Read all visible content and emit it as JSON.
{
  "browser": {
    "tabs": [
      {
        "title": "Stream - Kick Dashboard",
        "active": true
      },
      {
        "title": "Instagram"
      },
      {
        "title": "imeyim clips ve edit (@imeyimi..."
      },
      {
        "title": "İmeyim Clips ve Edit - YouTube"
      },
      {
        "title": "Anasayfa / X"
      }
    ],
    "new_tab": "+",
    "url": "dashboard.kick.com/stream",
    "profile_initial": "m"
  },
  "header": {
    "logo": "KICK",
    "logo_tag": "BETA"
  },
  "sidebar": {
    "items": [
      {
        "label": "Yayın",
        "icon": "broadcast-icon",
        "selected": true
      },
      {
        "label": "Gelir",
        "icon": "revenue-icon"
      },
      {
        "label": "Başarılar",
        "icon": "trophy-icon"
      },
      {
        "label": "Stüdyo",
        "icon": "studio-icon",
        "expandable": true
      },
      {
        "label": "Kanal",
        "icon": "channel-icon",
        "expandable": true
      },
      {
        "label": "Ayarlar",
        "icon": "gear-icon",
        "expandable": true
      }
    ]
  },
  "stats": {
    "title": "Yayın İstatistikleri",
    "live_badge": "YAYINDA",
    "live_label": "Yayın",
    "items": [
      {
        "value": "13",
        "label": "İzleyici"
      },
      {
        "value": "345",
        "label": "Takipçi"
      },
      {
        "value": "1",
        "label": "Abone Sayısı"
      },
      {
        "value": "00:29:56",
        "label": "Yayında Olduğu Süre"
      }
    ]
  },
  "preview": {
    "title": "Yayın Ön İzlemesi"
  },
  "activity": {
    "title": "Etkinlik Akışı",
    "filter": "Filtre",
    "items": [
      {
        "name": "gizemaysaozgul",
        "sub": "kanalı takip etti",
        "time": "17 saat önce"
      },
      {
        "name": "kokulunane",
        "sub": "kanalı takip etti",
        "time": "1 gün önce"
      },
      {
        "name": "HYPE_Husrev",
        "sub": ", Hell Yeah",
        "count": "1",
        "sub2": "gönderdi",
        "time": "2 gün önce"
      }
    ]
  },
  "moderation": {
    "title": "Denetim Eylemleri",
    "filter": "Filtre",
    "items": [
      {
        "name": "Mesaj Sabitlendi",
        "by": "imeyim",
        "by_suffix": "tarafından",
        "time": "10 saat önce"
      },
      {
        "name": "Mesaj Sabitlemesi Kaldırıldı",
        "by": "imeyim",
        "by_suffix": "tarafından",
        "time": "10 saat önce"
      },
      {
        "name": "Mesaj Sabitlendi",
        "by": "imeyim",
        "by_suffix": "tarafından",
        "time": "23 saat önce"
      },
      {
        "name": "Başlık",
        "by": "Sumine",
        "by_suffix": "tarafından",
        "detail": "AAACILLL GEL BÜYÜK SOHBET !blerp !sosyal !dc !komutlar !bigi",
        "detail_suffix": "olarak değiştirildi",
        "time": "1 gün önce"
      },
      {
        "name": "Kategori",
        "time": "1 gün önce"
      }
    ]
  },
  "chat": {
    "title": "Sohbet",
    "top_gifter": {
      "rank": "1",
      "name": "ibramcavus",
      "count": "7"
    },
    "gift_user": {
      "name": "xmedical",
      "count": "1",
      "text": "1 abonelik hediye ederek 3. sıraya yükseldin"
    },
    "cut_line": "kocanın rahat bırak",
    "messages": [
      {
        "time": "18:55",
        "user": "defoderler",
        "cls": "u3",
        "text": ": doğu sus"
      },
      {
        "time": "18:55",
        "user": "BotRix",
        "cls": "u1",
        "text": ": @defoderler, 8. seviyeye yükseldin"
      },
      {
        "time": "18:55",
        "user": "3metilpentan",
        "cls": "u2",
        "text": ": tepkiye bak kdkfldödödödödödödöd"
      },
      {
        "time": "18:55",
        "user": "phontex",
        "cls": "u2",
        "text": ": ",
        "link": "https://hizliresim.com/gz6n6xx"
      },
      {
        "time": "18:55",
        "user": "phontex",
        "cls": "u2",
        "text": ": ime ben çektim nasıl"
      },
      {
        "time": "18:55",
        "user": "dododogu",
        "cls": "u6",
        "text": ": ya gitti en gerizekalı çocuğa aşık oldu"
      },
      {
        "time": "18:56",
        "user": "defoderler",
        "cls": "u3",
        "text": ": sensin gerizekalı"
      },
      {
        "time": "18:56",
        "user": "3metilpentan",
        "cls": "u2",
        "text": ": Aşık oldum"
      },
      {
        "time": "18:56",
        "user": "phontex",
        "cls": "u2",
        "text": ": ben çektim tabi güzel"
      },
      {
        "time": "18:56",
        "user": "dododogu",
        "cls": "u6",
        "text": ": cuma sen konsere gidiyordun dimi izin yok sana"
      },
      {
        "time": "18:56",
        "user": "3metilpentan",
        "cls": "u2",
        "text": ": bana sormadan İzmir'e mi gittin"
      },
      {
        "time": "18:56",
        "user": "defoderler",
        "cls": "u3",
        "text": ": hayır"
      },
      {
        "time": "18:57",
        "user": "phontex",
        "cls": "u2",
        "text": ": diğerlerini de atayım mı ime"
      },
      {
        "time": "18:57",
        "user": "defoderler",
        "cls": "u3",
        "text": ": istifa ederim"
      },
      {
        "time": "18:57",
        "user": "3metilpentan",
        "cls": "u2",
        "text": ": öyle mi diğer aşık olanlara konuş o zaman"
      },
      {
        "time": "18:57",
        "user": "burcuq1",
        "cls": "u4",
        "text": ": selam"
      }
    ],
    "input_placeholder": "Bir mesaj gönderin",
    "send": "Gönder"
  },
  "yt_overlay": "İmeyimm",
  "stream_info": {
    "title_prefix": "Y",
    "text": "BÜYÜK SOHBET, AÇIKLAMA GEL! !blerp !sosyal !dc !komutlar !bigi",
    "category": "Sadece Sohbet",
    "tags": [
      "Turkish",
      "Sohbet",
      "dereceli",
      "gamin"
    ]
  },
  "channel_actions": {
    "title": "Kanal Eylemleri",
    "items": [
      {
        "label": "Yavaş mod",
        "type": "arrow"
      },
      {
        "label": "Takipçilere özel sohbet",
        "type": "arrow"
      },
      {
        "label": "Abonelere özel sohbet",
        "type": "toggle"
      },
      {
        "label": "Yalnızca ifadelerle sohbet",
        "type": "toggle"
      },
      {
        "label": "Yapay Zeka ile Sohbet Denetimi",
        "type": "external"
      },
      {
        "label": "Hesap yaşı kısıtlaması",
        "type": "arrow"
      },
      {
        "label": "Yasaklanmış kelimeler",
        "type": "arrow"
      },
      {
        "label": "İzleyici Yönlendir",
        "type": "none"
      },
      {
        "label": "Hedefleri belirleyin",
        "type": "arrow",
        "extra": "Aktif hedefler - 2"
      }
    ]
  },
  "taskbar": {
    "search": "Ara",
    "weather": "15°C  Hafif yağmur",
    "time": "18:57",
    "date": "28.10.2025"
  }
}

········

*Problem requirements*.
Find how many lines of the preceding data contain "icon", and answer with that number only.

*Result of this exercise*.
6